- ‘Now a days, the Tarascans live in small villages that are not as tightly knit as they used to be.’
- ‘From this religious and administrative center, the Tarascans waged war against their neighbors.’
- ‘The Tlaxcalans to the east, the Tarascans on the west, and the Chichimecs in the north were outside the Aztec domain and frequently warred with them.’
- ‘Most authorities are in agreement that many Tarascans came from Perú because of similarities in their respective languages.’
- ‘The Tarascans also adopt Apache-style bows by around 1600, putting more pressure on the Aztecs.’
2The language of the Tarascan.

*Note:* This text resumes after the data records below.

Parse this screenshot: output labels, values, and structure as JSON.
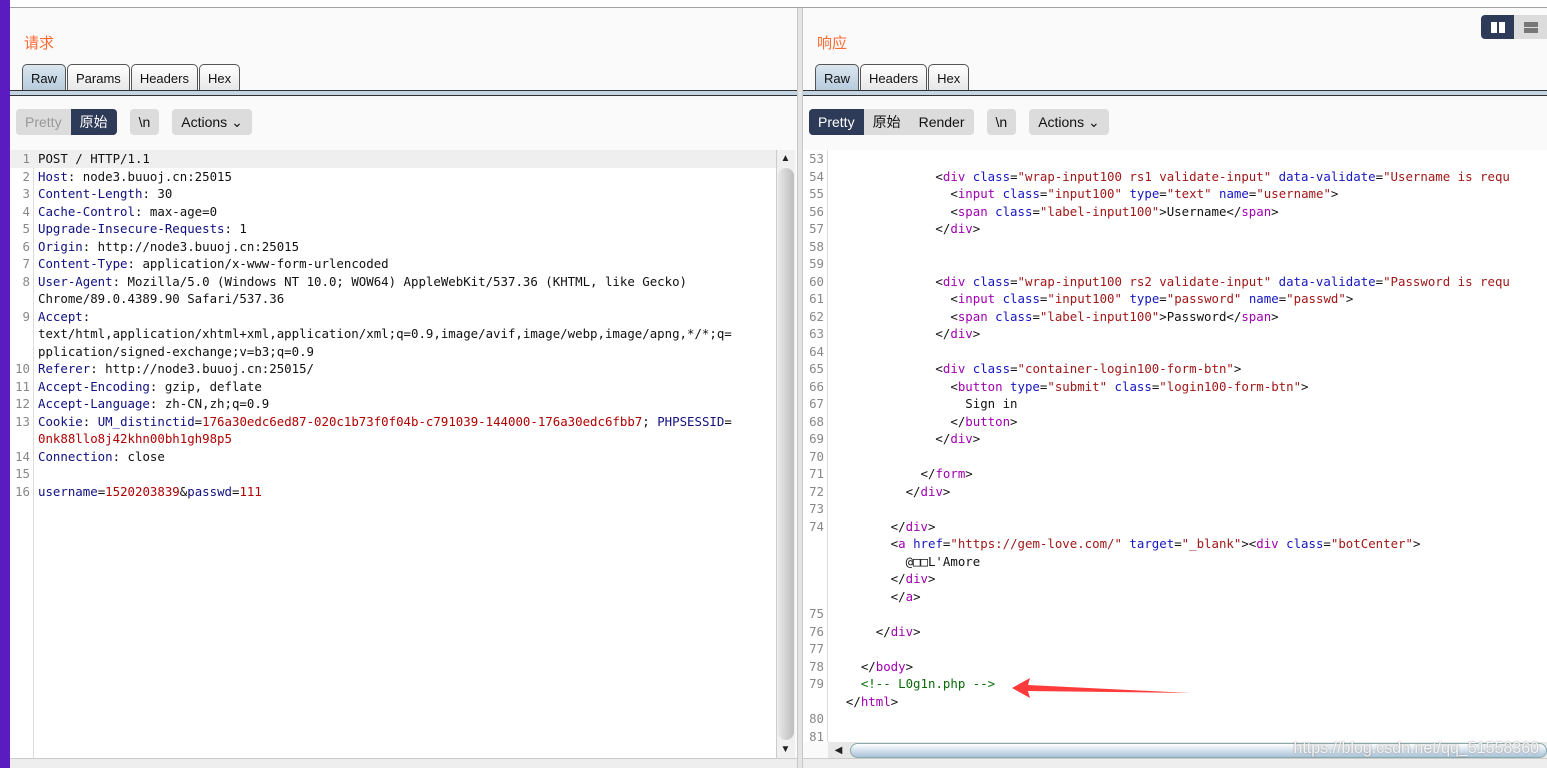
{
  "request": {
    "title": "请求",
    "tabs": [
      "Raw",
      "Params",
      "Headers",
      "Hex"
    ],
    "active_tab": "Raw",
    "view_buttons": [
      "Pretty",
      "原始"
    ],
    "selected_view": "原始",
    "newline_button": "\\n",
    "actions_label": "Actions",
    "lines": [
      {
        "n": "1",
        "t": [
          [
            "t",
            "POST / HTTP/1.1"
          ]
        ]
      },
      {
        "n": "2",
        "t": [
          [
            "k",
            "Host"
          ],
          [
            "t",
            ": node3.buuoj.cn:25015"
          ]
        ]
      },
      {
        "n": "3",
        "t": [
          [
            "k",
            "Content-Length"
          ],
          [
            "t",
            ": 30"
          ]
        ]
      },
      {
        "n": "4",
        "t": [
          [
            "k",
            "Cache-Control"
          ],
          [
            "t",
            ": max-age=0"
          ]
        ]
      },
      {
        "n": "5",
        "t": [
          [
            "k",
            "Upgrade-Insecure-Requests"
          ],
          [
            "t",
            ": 1"
          ]
        ]
      },
      {
        "n": "6",
        "t": [
          [
            "k",
            "Origin"
          ],
          [
            "t",
            ": http://node3.buuoj.cn:25015"
          ]
        ]
      },
      {
        "n": "7",
        "t": [
          [
            "k",
            "Content-Type"
          ],
          [
            "t",
            ": application/x-www-form-urlencoded"
          ]
        ]
      },
      {
        "n": "8",
        "t": [
          [
            "k",
            "User-Agent"
          ],
          [
            "t",
            ": Mozilla/5.0 (Windows NT 10.0; WOW64) AppleWebKit/537.36 (KHTML, like Gecko)"
          ]
        ]
      },
      {
        "n": "",
        "t": [
          [
            "t",
            "Chrome/89.0.4389.90 Safari/537.36"
          ]
        ]
      },
      {
        "n": "9",
        "t": [
          [
            "k",
            "Accept"
          ],
          [
            "t",
            ":"
          ]
        ]
      },
      {
        "n": "",
        "t": [
          [
            "t",
            "text/html,application/xhtml+xml,application/xml;q=0.9,image/avif,image/webp,image/apng,*/*;q="
          ]
        ]
      },
      {
        "n": "",
        "t": [
          [
            "t",
            "pplication/signed-exchange;v=b3;q=0.9"
          ]
        ]
      },
      {
        "n": "10",
        "t": [
          [
            "k",
            "Referer"
          ],
          [
            "t",
            ": http://node3.buuoj.cn:25015/"
          ]
        ]
      },
      {
        "n": "11",
        "t": [
          [
            "k",
            "Accept-Encoding"
          ],
          [
            "t",
            ": gzip, deflate"
          ]
        ]
      },
      {
        "n": "12",
        "t": [
          [
            "k",
            "Accept-Language"
          ],
          [
            "t",
            ": zh-CN,zh;q=0.9"
          ]
        ]
      },
      {
        "n": "13",
        "t": [
          [
            "k",
            "Cookie"
          ],
          [
            "t",
            ": "
          ],
          [
            "k",
            "UM_distinctid"
          ],
          [
            "t",
            "="
          ],
          [
            "r",
            "176a30edc6ed87-020c1b73f0f04b-c791039-144000-176a30edc6fbb7"
          ],
          [
            "t",
            "; "
          ],
          [
            "k",
            "PHPSESSID"
          ],
          [
            "t",
            "="
          ]
        ]
      },
      {
        "n": "",
        "t": [
          [
            "r",
            "0nk88llo8j42khn00bh1gh98p5"
          ]
        ]
      },
      {
        "n": "14",
        "t": [
          [
            "k",
            "Connection"
          ],
          [
            "t",
            ": close"
          ]
        ]
      },
      {
        "n": "15",
        "t": []
      },
      {
        "n": "16",
        "t": [
          [
            "k",
            "username"
          ],
          [
            "t",
            "="
          ],
          [
            "r",
            "1520203839"
          ],
          [
            "t",
            "&"
          ],
          [
            "k",
            "passwd"
          ],
          [
            "t",
            "="
          ],
          [
            "r",
            "111"
          ]
        ]
      }
    ]
  },
  "response": {
    "title": "响应",
    "tabs": [
      "Raw",
      "Headers",
      "Hex"
    ],
    "active_tab": "Raw",
    "view_buttons": [
      "Pretty",
      "原始",
      "Render"
    ],
    "selected_view": "Pretty",
    "newline_button": "\\n",
    "actions_label": "Actions",
    "lines": [
      {
        "n": "53",
        "t": []
      },
      {
        "n": "54",
        "t": [
          [
            "t",
            "              <"
          ],
          [
            "g",
            "div"
          ],
          [
            "a",
            " class"
          ],
          [
            "t",
            "="
          ],
          [
            "v",
            "\"wrap-input100 rs1 validate-input\""
          ],
          [
            "a",
            " data-validate"
          ],
          [
            "t",
            "="
          ],
          [
            "v",
            "\"Username is requ"
          ]
        ]
      },
      {
        "n": "55",
        "t": [
          [
            "t",
            "                <"
          ],
          [
            "g",
            "input"
          ],
          [
            "a",
            " class"
          ],
          [
            "t",
            "="
          ],
          [
            "v",
            "\"input100\""
          ],
          [
            "a",
            " type"
          ],
          [
            "t",
            "="
          ],
          [
            "v",
            "\"text\""
          ],
          [
            "a",
            " name"
          ],
          [
            "t",
            "="
          ],
          [
            "v",
            "\"username\""
          ],
          [
            "t",
            ">"
          ]
        ]
      },
      {
        "n": "56",
        "t": [
          [
            "t",
            "                <"
          ],
          [
            "g",
            "span"
          ],
          [
            "a",
            " class"
          ],
          [
            "t",
            "="
          ],
          [
            "v",
            "\"label-input100\""
          ],
          [
            "t",
            ">Username</"
          ],
          [
            "g",
            "span"
          ],
          [
            "t",
            ">"
          ]
        ]
      },
      {
        "n": "57",
        "t": [
          [
            "t",
            "              </"
          ],
          [
            "g",
            "div"
          ],
          [
            "t",
            ">"
          ]
        ]
      },
      {
        "n": "58",
        "t": []
      },
      {
        "n": "59",
        "t": []
      },
      {
        "n": "60",
        "t": [
          [
            "t",
            "              <"
          ],
          [
            "g",
            "div"
          ],
          [
            "a",
            " class"
          ],
          [
            "t",
            "="
          ],
          [
            "v",
            "\"wrap-input100 rs2 validate-input\""
          ],
          [
            "a",
            " data-validate"
          ],
          [
            "t",
            "="
          ],
          [
            "v",
            "\"Password is requ"
          ]
        ]
      },
      {
        "n": "61",
        "t": [
          [
            "t",
            "                <"
          ],
          [
            "g",
            "input"
          ],
          [
            "a",
            " class"
          ],
          [
            "t",
            "="
          ],
          [
            "v",
            "\"input100\""
          ],
          [
            "a",
            " type"
          ],
          [
            "t",
            "="
          ],
          [
            "v",
            "\"password\""
          ],
          [
            "a",
            " name"
          ],
          [
            "t",
            "="
          ],
          [
            "v",
            "\"passwd\""
          ],
          [
            "t",
            ">"
          ]
        ]
      },
      {
        "n": "62",
        "t": [
          [
            "t",
            "                <"
          ],
          [
            "g",
            "span"
          ],
          [
            "a",
            " class"
          ],
          [
            "t",
            "="
          ],
          [
            "v",
            "\"label-input100\""
          ],
          [
            "t",
            ">Password</"
          ],
          [
            "g",
            "span"
          ],
          [
            "t",
            ">"
          ]
        ]
      },
      {
        "n": "63",
        "t": [
          [
            "t",
            "              </"
          ],
          [
            "g",
            "div"
          ],
          [
            "t",
            ">"
          ]
        ]
      },
      {
        "n": "64",
        "t": []
      },
      {
        "n": "65",
        "t": [
          [
            "t",
            "              <"
          ],
          [
            "g",
            "div"
          ],
          [
            "a",
            " class"
          ],
          [
            "t",
            "="
          ],
          [
            "v",
            "\"container-login100-form-btn\""
          ],
          [
            "t",
            ">"
          ]
        ]
      },
      {
        "n": "66",
        "t": [
          [
            "t",
            "                <"
          ],
          [
            "g",
            "button"
          ],
          [
            "a",
            " type"
          ],
          [
            "t",
            "="
          ],
          [
            "v",
            "\"submit\""
          ],
          [
            "a",
            " class"
          ],
          [
            "t",
            "="
          ],
          [
            "v",
            "\"login100-form-btn\""
          ],
          [
            "t",
            ">"
          ]
        ]
      },
      {
        "n": "67",
        "t": [
          [
            "t",
            "                  Sign in"
          ]
        ]
      },
      {
        "n": "68",
        "t": [
          [
            "t",
            "                </"
          ],
          [
            "g",
            "button"
          ],
          [
            "t",
            ">"
          ]
        ]
      },
      {
        "n": "69",
        "t": [
          [
            "t",
            "              </"
          ],
          [
            "g",
            "div"
          ],
          [
            "t",
            ">"
          ]
        ]
      },
      {
        "n": "70",
        "t": []
      },
      {
        "n": "71",
        "t": [
          [
            "t",
            "            </"
          ],
          [
            "g",
            "form"
          ],
          [
            "t",
            ">"
          ]
        ]
      },
      {
        "n": "72",
        "t": [
          [
            "t",
            "          </"
          ],
          [
            "g",
            "div"
          ],
          [
            "t",
            ">"
          ]
        ]
      },
      {
        "n": "73",
        "t": []
      },
      {
        "n": "74",
        "t": [
          [
            "t",
            "        </"
          ],
          [
            "g",
            "div"
          ],
          [
            "t",
            ">"
          ]
        ]
      },
      {
        "n": "",
        "t": [
          [
            "t",
            "        <"
          ],
          [
            "g",
            "a"
          ],
          [
            "a",
            " href"
          ],
          [
            "t",
            "="
          ],
          [
            "v",
            "\"https://gem-love.com/\""
          ],
          [
            "a",
            " target"
          ],
          [
            "t",
            "="
          ],
          [
            "v",
            "\"_blank\""
          ],
          [
            "t",
            "><"
          ],
          [
            "g",
            "div"
          ],
          [
            "a",
            " class"
          ],
          [
            "t",
            "="
          ],
          [
            "v",
            "\"botCenter\""
          ],
          [
            "t",
            ">"
          ]
        ]
      },
      {
        "n": "",
        "t": [
          [
            "t",
            "          @□□L'Amore"
          ]
        ]
      },
      {
        "n": "",
        "t": [
          [
            "t",
            "        </"
          ],
          [
            "g",
            "div"
          ],
          [
            "t",
            ">"
          ]
        ]
      },
      {
        "n": "",
        "t": [
          [
            "t",
            "        </"
          ],
          [
            "g",
            "a"
          ],
          [
            "t",
            ">"
          ]
        ]
      },
      {
        "n": "75",
        "t": []
      },
      {
        "n": "76",
        "t": [
          [
            "t",
            "      </"
          ],
          [
            "g",
            "div"
          ],
          [
            "t",
            ">"
          ]
        ]
      },
      {
        "n": "77",
        "t": []
      },
      {
        "n": "78",
        "t": [
          [
            "t",
            "    </"
          ],
          [
            "g",
            "body"
          ],
          [
            "t",
            ">"
          ]
        ]
      },
      {
        "n": "79",
        "t": [
          [
            "t",
            "    "
          ],
          [
            "c",
            "<!-- L0g1n.php -->"
          ]
        ]
      },
      {
        "n": "",
        "t": [
          [
            "t",
            "  </"
          ],
          [
            "g",
            "html"
          ],
          [
            "t",
            ">"
          ]
        ]
      },
      {
        "n": "80",
        "t": []
      },
      {
        "n": "81",
        "t": []
      }
    ]
  },
  "layout_toggle": {
    "selected": "columns",
    "options": [
      "columns-icon",
      "rows-icon"
    ]
  },
  "annotation_arrow_color": "#ff3b3b",
  "watermark": "https://blog.csdn.net/qq_51558360"
}
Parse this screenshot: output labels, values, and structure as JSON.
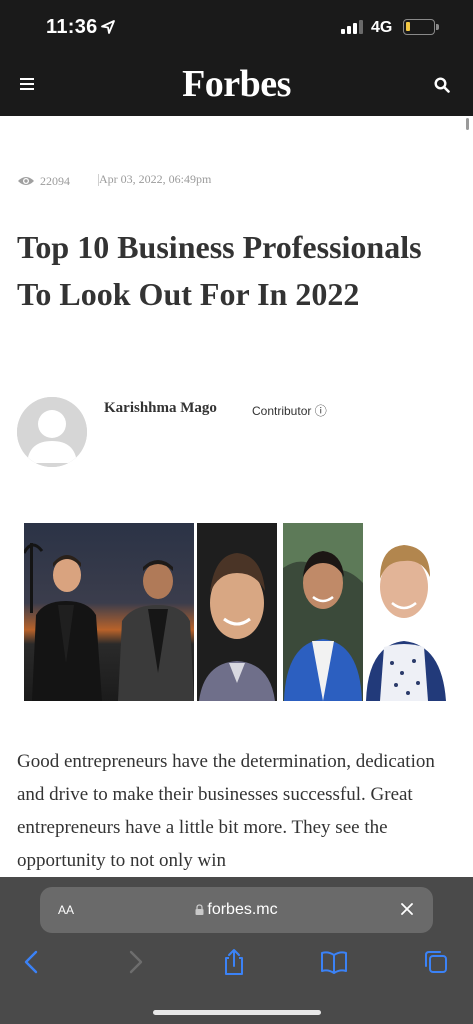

- ‘The language of the village is Spanish; only 156 of slightly more than 1200 inhabitants of the community speak Tarascan.’
- ‘The P'urhépecha language, previously known as Tarascan, is a language isolate that is not even provisionally linked with any other language.’
- ‘To be sure, this type of marking of spatial relationships in the grammatical structure by means of body part nominals does not appear to be an isolated phenomenon in Tarascan, nor to be exclusive to this language’
Relating to the Tarascan or their language.
- ‘The elevation of the Tarascan villages varies from 5200 feet (1600 meters) above sea level to over 8200 feet (2500 meters), with Lake Pátzcuaro (Mexico's highest lake) at 7200 feet (2200 meters).’
- ‘In fact, the grave goods he collected were made by a constellation of cultures that predated the Tarascan kingdom by a millennium; today, they are broadly designated West Mexican.’
- ‘The people of the Tarascan empire were mostly of P'urhépecha ethnic affiliation but also included other ethnic groups such as the Nahua, Otomi, Matlatzinca and Chichimec.’
- ‘In the early years of Spanish rule, a particularly ruthless Spanish conquistador embarked on a dramatic and violent subjugation of the Tarascan empire centered near Lake Patzcuaro.’
- ‘P'urhépecha was the official language of the pre-Columbian Tarascan state and became widespread in north western Mexico during the height of the Tarascan state.’
From Spanish Tarasco (a Meso-American Indian language of Mexico) + an.
We take a look at several popular, though confusing, punctuation marks.